I'm now sufficiently intrigued with Amazon Echo and Google Home. But when it comes to an actual purchase, I'm still on the fence. What about you?
Maybe it’s just me. The idea of having “machines” constantly listening to me in the privacy of my living room, bedroom, kitchen or — God forbid — the bathroom? It freaks me out.
Introducing Nvidia Spot
When Nvidia’s CEO Jen-Hsun Huang introduced in his keynote at the Consumer Electronics Show something called “Nvidia Spot,” a small artificial intelligence microphone designed to “extend intelligent control throughout the house,” as he put it, I did a double-take. “Did he just say ‘Nvidia Spy?’ ”
At CES, we also learned that Alexa isn’t just for the Amazon Echo anymore. With the help of Alexa Voice Services, any developer can now add the Amazon virtual assistant to their device; Google's letting developers do the same with Google Assistant.
In short, even if I don't want a microphone eavesdropping on me, I may no longer have a choice.
Building blocks of Google's Conversation Action (Source: Google)
This is the new norm the industry was trumpeting at the Consumer Electronics Show.
Hardware suppliers, software designers and service providers are enamored with the power of AI. The next big thing is AI data centers fully equipped to collect, learn and analyze data, transforming all that eavesdropped data into “information.”
Who am I to judge?
As I reported from the show floor, we face a future in which convenience trumps privacy and the suspension of disbelief breeds insecurity. It struck me that practically everyone is willing to go along without much questioning the consequences.

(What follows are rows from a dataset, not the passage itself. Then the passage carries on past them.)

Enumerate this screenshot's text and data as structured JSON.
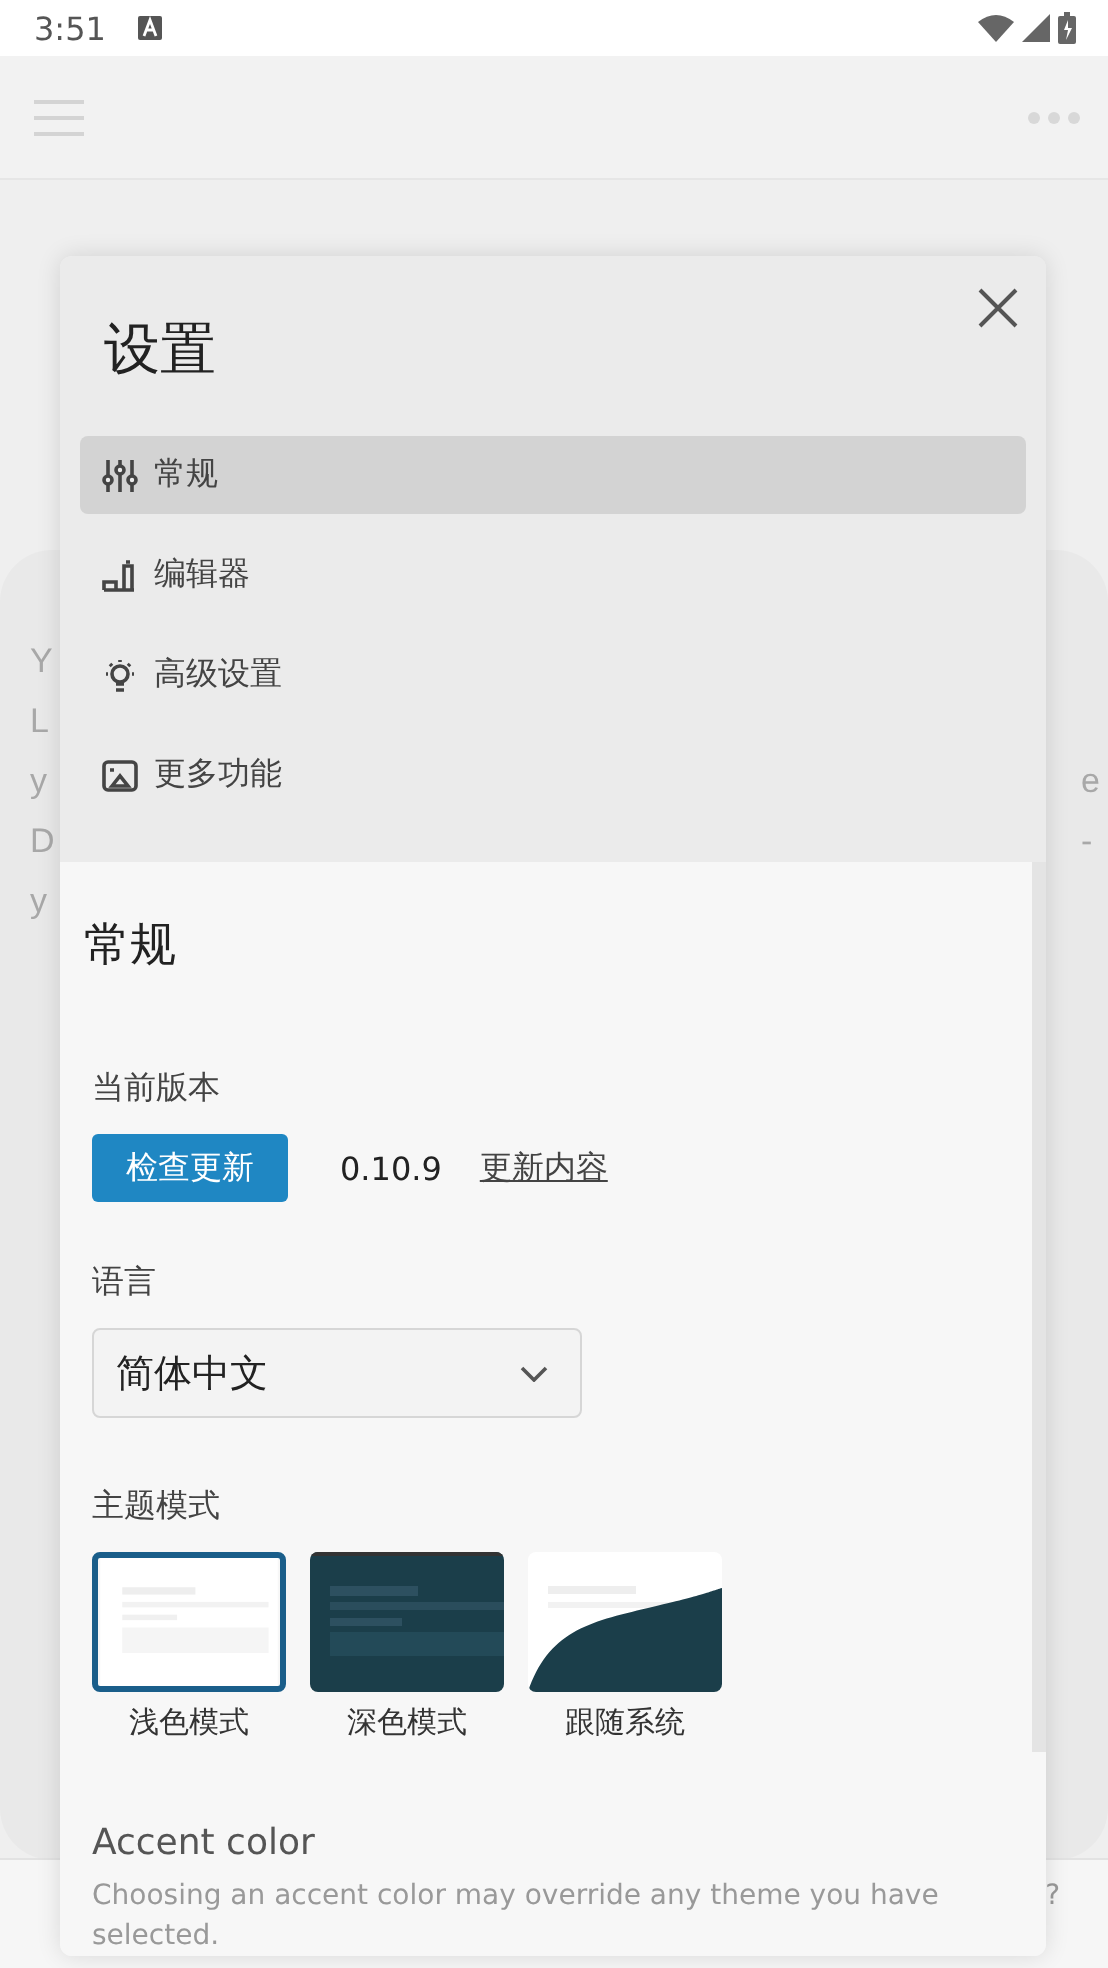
{
  "status_bar": {
    "time": "3:51"
  },
  "background": {
    "left_letters": [
      "Y",
      "L",
      "y",
      "D",
      "y"
    ],
    "right_letters": [
      "e",
      "-"
    ],
    "corner_mark": "?"
  },
  "dialog": {
    "title": "设置",
    "nav": [
      {
        "label": "常规",
        "kind": "sliders",
        "selected": true
      },
      {
        "label": "编辑器",
        "kind": "editor",
        "selected": false
      },
      {
        "label": "高级设置",
        "kind": "bulb",
        "selected": false
      },
      {
        "label": "更多功能",
        "kind": "picture",
        "selected": false
      }
    ],
    "section_title": "常规",
    "version": {
      "label": "当前版本",
      "button": "检查更新",
      "number": "0.10.9",
      "link": "更新内容"
    },
    "language": {
      "label": "语言",
      "value": "简体中文"
    },
    "theme": {
      "label": "主题模式",
      "options": [
        {
          "label": "浅色模式",
          "kind": "light",
          "selected": true
        },
        {
          "label": "深色模式",
          "kind": "dark",
          "selected": false
        },
        {
          "label": "跟随系统",
          "kind": "system",
          "selected": false
        }
      ]
    },
    "accent": {
      "title": "Accent color",
      "description": "Choosing an accent color may override any theme you have selected."
    }
  }
}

Who am I to judge? The new generation of kids, as I learned recently, don’t memorize the multiplication tables in school. Why bother when you can just Google: “Hey Google, what’s 5 times 7?” If I were a 7-year-old today, I might consider Google Home my best friend.

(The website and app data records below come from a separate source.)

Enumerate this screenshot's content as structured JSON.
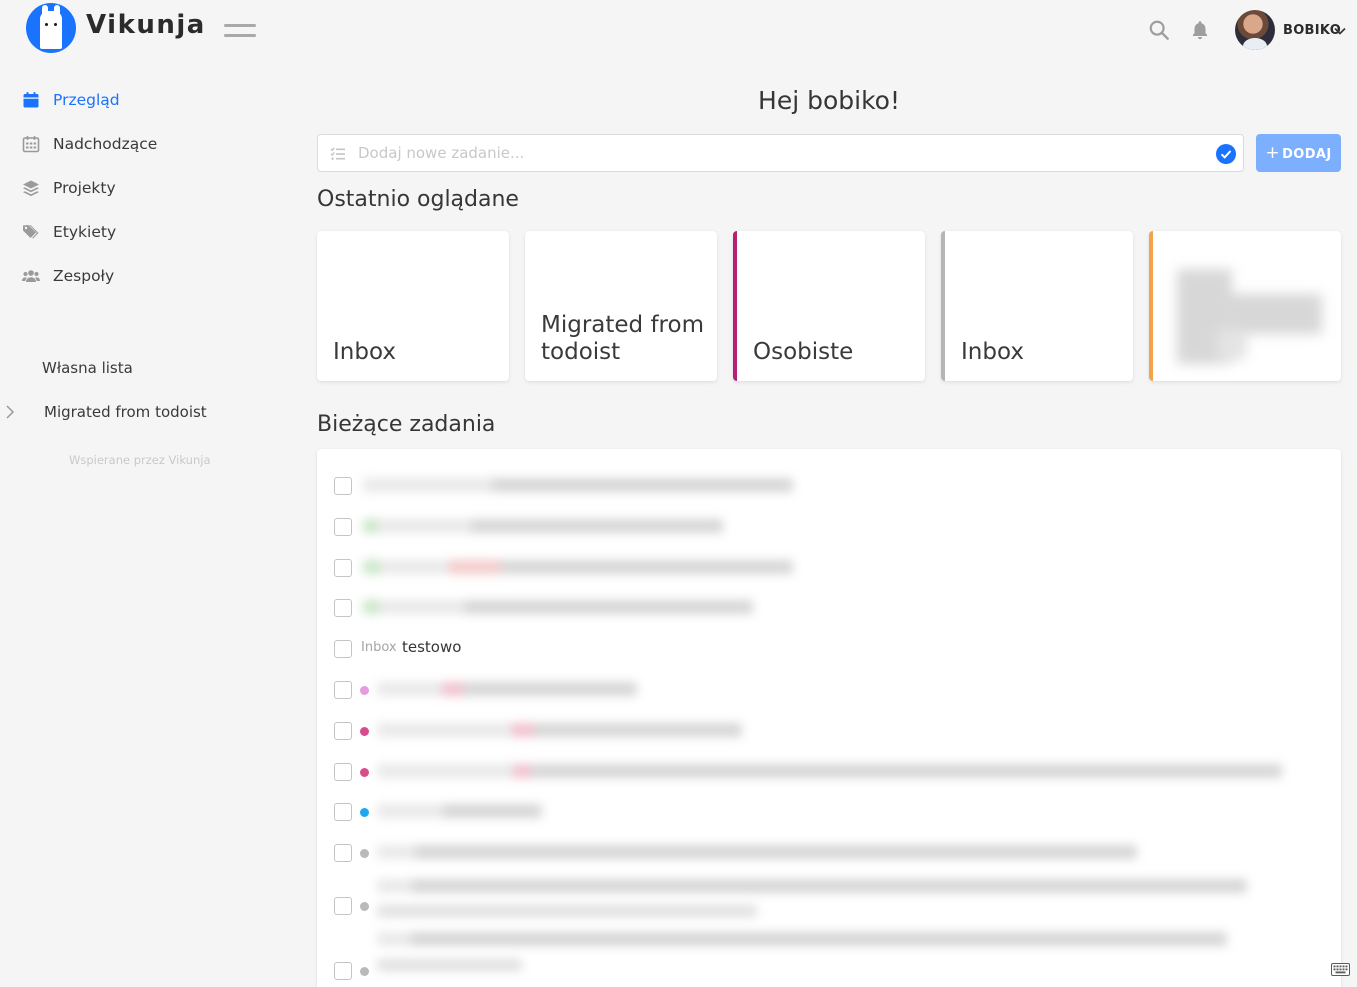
{
  "header": {
    "brand": "Vikunja",
    "username": "BOBIKO"
  },
  "sidebar": {
    "items": [
      {
        "label": "Przegląd",
        "icon": "calendar-icon",
        "active": true
      },
      {
        "label": "Nadchodzące",
        "icon": "calendar-grid-icon",
        "active": false
      },
      {
        "label": "Projekty",
        "icon": "layers-icon",
        "active": false
      },
      {
        "label": "Etykiety",
        "icon": "tags-icon",
        "active": false
      },
      {
        "label": "Zespoły",
        "icon": "users-icon",
        "active": false
      }
    ],
    "lists": [
      {
        "label": "Własna lista"
      },
      {
        "label": "Migrated from todoist"
      }
    ],
    "powered_by": "Wspierane przez Vikunja"
  },
  "main": {
    "greeting": "Hej bobiko!",
    "add_task": {
      "placeholder": "Dodaj nowe zadanie...",
      "button_label": "DODAJ",
      "button_icon": "plus-icon"
    },
    "recent_title": "Ostatnio oglądane",
    "recent": [
      {
        "title": "Inbox",
        "color": ""
      },
      {
        "title": "Migrated from todoist",
        "color": ""
      },
      {
        "title": "Osobiste",
        "color": "#b71e74"
      },
      {
        "title": "Inbox",
        "color": "#b5b5b5"
      },
      {
        "title": "",
        "color": "#f5a34a"
      }
    ],
    "current_title": "Bieżące zadania",
    "tasks": {
      "visible_task": {
        "project": "Inbox",
        "title": "testowo"
      },
      "dot_colors": [
        "#e69ae0",
        "#d94b8c",
        "#d94b8c",
        "#1ea7f0",
        "#b9b9b9",
        "#b9b9b9",
        "#b9b9b9"
      ]
    }
  },
  "colors": {
    "accent": "#1973ff",
    "add_button": "#7cb0ff"
  }
}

I’ve been looking for actual data on how consumers perceive the emerging market of voice-enabled digital assistants like Amazon Echo and Google Home.

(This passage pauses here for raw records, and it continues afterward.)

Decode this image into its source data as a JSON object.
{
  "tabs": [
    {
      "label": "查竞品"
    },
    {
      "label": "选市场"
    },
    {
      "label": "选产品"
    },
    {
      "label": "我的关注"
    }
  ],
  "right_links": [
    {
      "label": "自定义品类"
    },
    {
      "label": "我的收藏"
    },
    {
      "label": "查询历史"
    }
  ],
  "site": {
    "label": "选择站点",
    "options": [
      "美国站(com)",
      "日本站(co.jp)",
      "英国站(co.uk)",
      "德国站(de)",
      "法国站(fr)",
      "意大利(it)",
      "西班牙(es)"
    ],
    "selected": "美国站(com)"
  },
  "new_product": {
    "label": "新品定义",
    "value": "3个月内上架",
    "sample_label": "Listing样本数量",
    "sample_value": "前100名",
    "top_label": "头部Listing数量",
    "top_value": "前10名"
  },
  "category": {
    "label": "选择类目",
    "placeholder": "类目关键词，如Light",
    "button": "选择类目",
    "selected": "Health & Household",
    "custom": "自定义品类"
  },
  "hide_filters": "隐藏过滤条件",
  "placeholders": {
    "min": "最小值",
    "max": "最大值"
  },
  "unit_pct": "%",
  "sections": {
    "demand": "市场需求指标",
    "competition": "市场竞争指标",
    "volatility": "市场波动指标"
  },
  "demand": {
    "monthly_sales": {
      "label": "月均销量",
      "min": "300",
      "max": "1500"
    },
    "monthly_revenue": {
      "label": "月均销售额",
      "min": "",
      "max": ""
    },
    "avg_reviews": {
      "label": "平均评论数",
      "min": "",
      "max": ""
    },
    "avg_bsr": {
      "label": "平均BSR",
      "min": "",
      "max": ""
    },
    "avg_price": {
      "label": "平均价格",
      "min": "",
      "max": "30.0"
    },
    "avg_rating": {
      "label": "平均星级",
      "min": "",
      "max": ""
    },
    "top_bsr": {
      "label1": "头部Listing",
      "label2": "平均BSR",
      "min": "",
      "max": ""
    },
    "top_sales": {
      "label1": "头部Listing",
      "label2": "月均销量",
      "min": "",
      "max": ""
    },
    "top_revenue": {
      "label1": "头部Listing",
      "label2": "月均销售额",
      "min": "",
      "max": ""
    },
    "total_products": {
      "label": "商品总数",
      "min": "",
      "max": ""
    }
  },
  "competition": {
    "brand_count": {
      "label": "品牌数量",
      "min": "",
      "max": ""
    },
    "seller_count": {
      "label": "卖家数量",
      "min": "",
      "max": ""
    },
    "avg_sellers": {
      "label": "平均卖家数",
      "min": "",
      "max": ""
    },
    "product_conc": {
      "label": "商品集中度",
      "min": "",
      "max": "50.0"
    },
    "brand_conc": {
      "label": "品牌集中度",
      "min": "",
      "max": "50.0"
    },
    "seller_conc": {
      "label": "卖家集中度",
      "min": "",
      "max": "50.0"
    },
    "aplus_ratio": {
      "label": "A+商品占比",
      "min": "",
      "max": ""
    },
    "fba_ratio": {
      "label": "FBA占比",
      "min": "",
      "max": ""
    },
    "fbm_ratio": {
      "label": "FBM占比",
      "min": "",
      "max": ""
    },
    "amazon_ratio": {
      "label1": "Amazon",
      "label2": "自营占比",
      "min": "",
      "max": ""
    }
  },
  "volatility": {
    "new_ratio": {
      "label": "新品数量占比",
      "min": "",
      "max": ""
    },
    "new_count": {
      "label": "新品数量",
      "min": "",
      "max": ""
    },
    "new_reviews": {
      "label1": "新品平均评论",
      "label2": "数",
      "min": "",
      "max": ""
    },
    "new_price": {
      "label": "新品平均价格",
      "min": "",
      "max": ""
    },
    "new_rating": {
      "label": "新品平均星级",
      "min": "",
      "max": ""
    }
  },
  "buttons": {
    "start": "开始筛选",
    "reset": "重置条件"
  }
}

What I found is a survey result from Accenture, in a report called Dynamic Digital Consumers. Between October and November 2016, Accenture did a questionnaire survey with approximately 26,000 consumers in 26 countries.
The survey found that only 4 percent of respondents own a voice-enabled digital assistant. While that seems like a very small portion of the population, two-thirds (65 percent) of owners said they use the device regularly. Accenture interpreted this as “showing strong acceptance of this new technology.”
Actually, voice assistants on smartphones are also becoming popular, “as the AI technology powering these services has improved dramatically,” wrote Accenture. “Younger consumers are leading the adoption, with more than four in five (84 percent) of 14-to-17 year olds saying they either use this technology today or are interested in doing so.”
The survey also found that consumers are willing to embrace a wide array of potential AI-powered, personalized services, with a majority interested in personal health assistants (cited by 60 percent), smart trip assistants (59 percent) and entertainment advisors (51 percent).
The findings confirm a wide-open market for vendors to add a layer of voice-enabled AI features to every new device.
However, I’m puzzled. Why ask machines questions when we have family members, friends, teachers and colleagues to answer them?
Next page: Breaking down the survey results